◆ WHAT TO WORK ON
Only lines containing the string "data" belong in the answer; copy all of them from the entries.

[Start of section]

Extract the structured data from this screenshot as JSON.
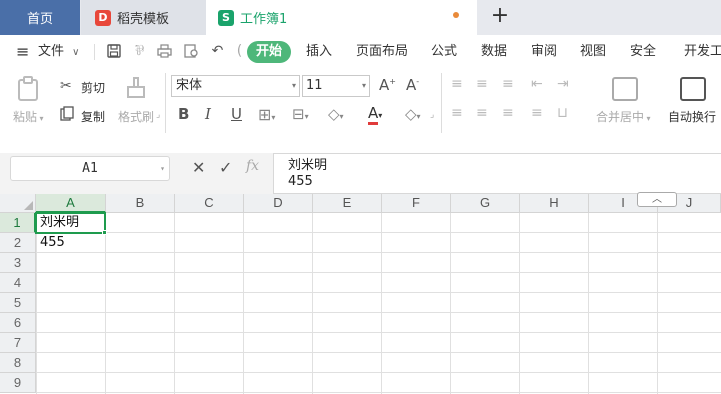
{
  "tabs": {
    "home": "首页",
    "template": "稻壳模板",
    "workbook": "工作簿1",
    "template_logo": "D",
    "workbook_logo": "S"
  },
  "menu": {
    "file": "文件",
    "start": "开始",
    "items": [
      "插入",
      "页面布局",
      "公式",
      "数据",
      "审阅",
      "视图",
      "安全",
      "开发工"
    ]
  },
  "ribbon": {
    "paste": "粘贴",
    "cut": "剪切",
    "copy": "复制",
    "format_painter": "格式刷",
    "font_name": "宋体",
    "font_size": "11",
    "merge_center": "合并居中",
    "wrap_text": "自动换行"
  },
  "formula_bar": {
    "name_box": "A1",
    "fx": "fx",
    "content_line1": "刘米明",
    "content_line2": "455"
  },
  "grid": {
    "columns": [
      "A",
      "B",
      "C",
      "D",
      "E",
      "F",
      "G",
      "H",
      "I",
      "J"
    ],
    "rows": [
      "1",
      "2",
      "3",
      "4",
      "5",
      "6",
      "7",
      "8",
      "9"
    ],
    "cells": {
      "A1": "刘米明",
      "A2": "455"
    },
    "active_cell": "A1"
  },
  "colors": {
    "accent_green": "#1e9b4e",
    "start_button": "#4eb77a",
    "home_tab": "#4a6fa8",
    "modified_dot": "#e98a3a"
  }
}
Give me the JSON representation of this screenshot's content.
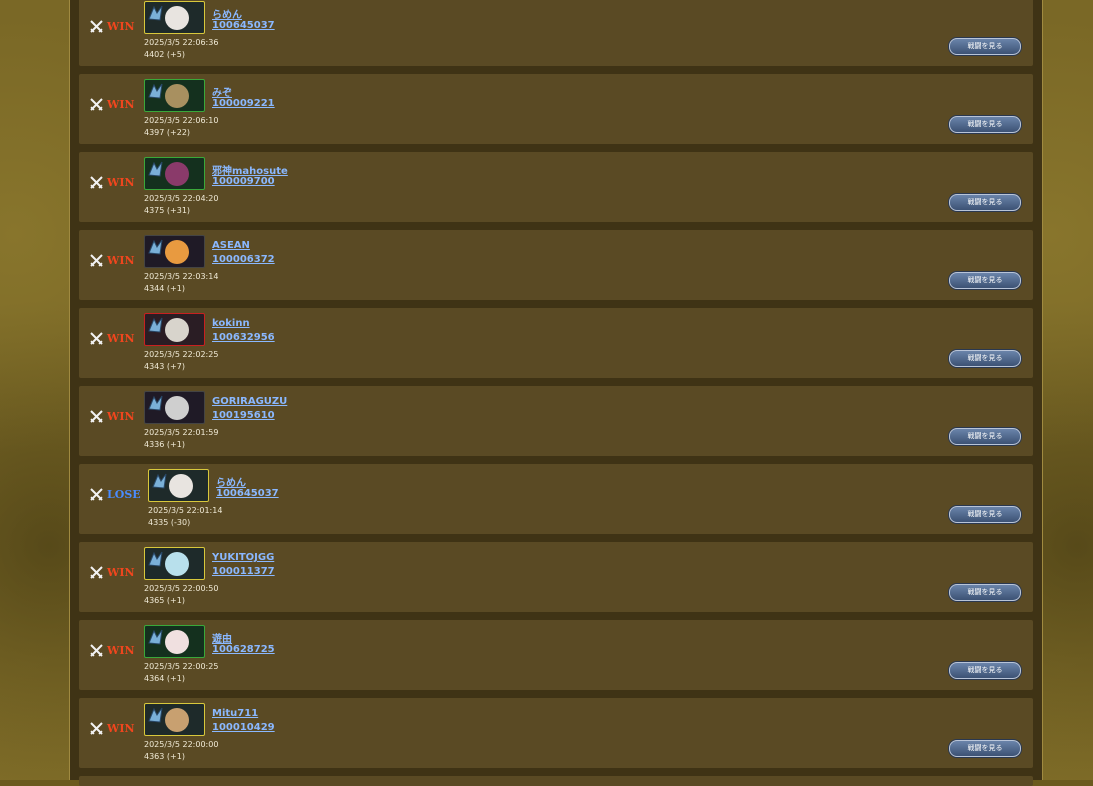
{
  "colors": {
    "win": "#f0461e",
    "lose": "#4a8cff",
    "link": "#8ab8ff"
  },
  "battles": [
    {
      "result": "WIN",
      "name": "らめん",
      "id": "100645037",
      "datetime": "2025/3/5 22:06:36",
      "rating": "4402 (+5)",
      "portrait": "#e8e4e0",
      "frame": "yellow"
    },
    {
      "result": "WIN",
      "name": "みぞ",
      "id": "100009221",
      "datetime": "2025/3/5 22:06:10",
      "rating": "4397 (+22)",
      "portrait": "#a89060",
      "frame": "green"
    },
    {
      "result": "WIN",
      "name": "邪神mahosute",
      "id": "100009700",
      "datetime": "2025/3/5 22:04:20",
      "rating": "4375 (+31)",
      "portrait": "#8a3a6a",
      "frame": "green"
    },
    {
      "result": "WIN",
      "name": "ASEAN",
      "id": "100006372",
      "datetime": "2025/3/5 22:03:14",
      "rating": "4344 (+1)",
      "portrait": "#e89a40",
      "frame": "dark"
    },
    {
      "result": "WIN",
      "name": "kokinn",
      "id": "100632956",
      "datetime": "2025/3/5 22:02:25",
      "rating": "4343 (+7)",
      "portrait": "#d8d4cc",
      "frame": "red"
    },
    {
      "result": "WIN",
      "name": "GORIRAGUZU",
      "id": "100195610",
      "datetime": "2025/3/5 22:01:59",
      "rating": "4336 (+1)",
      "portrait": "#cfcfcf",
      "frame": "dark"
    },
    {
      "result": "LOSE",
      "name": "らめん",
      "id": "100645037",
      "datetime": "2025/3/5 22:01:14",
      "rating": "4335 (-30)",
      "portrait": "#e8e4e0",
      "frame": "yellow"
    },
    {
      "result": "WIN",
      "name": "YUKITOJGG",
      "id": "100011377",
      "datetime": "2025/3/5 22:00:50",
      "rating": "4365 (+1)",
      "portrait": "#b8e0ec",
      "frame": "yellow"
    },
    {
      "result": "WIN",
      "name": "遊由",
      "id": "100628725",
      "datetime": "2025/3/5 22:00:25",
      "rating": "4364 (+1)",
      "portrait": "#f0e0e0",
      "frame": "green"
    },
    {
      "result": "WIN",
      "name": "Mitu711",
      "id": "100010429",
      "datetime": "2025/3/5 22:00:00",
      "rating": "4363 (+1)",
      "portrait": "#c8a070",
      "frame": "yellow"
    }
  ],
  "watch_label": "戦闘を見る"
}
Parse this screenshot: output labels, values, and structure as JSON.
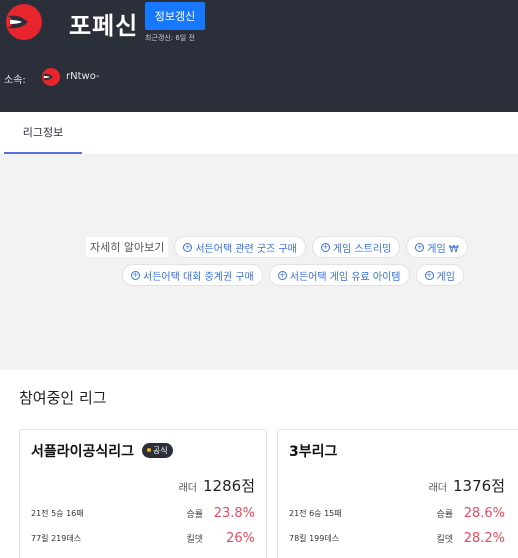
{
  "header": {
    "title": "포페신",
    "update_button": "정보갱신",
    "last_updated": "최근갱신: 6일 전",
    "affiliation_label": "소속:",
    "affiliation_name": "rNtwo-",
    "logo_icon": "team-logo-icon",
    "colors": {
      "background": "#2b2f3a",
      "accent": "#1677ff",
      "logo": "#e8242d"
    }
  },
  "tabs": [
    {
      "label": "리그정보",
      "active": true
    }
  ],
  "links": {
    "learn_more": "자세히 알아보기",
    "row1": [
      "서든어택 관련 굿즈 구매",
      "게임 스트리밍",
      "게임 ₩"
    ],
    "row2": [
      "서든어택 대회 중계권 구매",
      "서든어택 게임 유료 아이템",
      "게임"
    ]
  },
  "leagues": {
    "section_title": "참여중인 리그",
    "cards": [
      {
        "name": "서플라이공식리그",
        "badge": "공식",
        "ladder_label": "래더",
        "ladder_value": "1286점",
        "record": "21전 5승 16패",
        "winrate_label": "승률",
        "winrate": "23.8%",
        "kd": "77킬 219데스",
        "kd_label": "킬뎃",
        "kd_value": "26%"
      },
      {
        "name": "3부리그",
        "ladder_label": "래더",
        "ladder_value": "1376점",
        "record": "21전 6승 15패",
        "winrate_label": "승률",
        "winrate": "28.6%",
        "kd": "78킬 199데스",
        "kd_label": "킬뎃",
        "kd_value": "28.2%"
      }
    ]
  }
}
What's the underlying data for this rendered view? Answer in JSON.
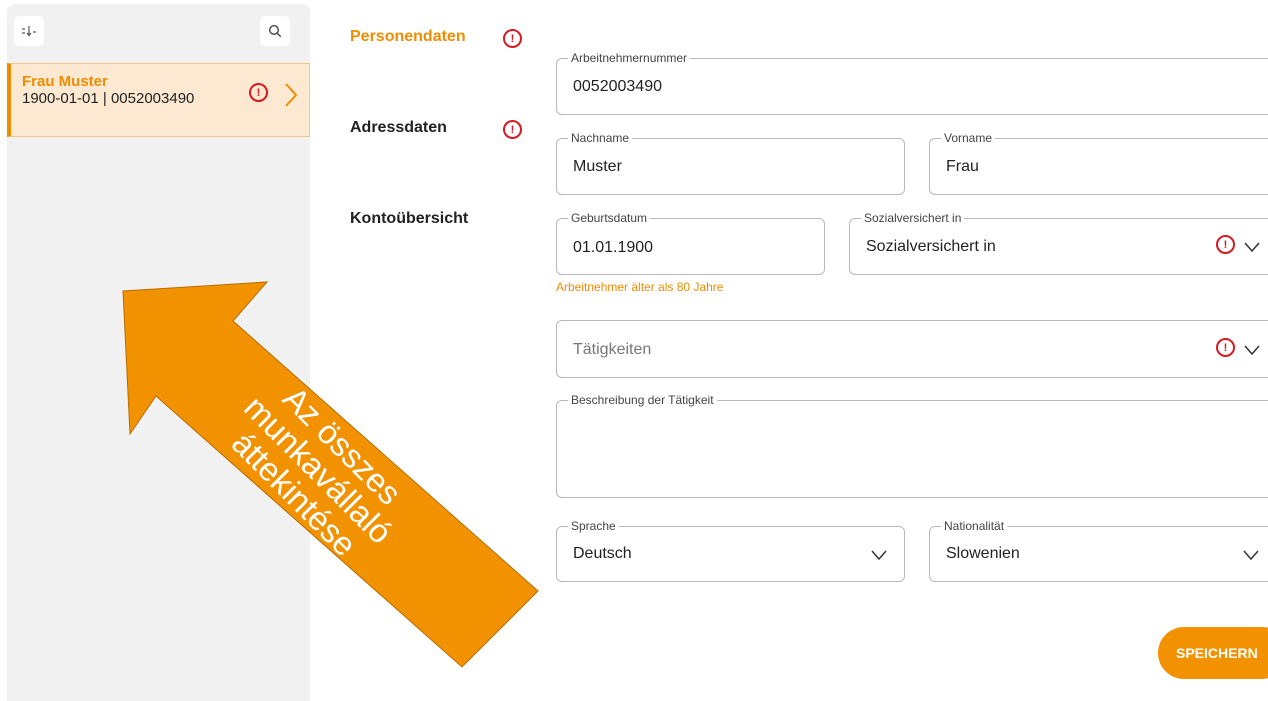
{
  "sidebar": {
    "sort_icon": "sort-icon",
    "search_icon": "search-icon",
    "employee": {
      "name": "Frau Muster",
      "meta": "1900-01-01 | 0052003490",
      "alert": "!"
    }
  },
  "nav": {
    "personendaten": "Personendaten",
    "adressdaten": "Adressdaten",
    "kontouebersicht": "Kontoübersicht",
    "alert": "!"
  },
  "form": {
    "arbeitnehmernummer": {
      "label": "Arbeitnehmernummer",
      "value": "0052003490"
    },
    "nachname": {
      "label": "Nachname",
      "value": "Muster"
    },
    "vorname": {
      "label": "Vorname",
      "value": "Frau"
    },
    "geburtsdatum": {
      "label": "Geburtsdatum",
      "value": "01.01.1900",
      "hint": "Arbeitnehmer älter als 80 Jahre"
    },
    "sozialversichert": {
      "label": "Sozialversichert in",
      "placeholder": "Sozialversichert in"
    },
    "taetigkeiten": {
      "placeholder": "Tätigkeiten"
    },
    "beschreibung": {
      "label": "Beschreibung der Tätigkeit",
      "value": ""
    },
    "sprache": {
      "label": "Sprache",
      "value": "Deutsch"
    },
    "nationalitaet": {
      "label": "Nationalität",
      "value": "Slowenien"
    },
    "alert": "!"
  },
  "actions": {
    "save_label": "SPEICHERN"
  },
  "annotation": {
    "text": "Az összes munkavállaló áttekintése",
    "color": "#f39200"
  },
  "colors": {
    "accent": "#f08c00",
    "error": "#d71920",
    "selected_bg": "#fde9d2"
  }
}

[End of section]

◆ EXERCISE SOLUTION
Extract the structured data from this screenshot as JSON.
What's the underlying data for this rendered view? Answer in JSON.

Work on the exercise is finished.